* _Instructions for the task_: Your output must match the records exactly, line for line.

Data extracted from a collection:
#####
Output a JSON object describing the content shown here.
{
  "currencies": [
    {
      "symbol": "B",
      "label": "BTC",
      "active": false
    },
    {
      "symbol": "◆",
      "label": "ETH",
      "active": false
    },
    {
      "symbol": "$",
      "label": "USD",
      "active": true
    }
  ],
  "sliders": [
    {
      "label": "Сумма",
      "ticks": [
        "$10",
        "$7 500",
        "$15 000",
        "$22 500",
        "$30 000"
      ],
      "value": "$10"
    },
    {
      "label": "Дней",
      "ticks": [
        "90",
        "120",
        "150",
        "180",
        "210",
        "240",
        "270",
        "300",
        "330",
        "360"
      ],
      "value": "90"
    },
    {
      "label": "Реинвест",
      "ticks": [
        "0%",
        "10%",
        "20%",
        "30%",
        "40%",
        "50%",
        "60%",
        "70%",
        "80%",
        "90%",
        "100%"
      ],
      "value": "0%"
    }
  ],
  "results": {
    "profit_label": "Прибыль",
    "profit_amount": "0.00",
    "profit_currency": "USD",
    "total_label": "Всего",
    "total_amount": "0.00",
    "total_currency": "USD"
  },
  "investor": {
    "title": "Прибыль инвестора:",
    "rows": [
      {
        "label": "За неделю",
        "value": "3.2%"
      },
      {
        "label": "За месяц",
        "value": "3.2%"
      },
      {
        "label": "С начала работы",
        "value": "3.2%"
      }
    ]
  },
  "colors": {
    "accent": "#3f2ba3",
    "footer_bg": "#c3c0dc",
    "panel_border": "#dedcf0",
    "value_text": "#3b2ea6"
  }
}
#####
* _Exercise response_:
Output a JSON object describing the content shown here.
{
  "currencies": [
    {
      "symbol": "B",
      "label": "BTC",
      "active": false
    },
    {
      "symbol": "◆",
      "label": "ETH",
      "active": false
    },
    {
      "symbol": "$",
      "label": "USD",
      "active": true
    }
  ],
  "sliders": [
    {
      "label": "Сумма",
      "ticks": [
        "$10",
        "$7 500",
        "$15 000",
        "$22 500",
        "$30 000"
      ],
      "value": "$10"
    },
    {
      "label": "Дней",
      "ticks": [
        "90",
        "120",
        "150",
        "180",
        "210",
        "240",
        "270",
        "300",
        "330",
        "360"
      ],
      "value": "90"
    },
    {
      "label": "Реинвест",
      "ticks": [
        "0%",
        "10%",
        "20%",
        "30%",
        "40%",
        "50%",
        "60%",
        "70%",
        "80%",
        "90%",
        "100%"
      ],
      "value": "0%"
    }
  ],
  "results": {
    "profit_label": "Прибыль",
    "profit_amount": "0.00",
    "profit_currency": "USD",
    "total_label": "Всего",
    "total_amount": "0.00",
    "total_currency": "USD"
  },
  "investor": {
    "title": "Прибыль инвестора:",
    "rows": [
      {
        "label": "За неделю",
        "value": "3.2%"
      },
      {
        "label": "За месяц",
        "value": "3.2%"
      },
      {
        "label": "С начала работы",
        "value": "3.2%"
      }
    ]
  },
  "colors": {
    "accent": "#3f2ba3",
    "footer_bg": "#c3c0dc",
    "panel_border": "#dedcf0",
    "value_text": "#3b2ea6"
  }
}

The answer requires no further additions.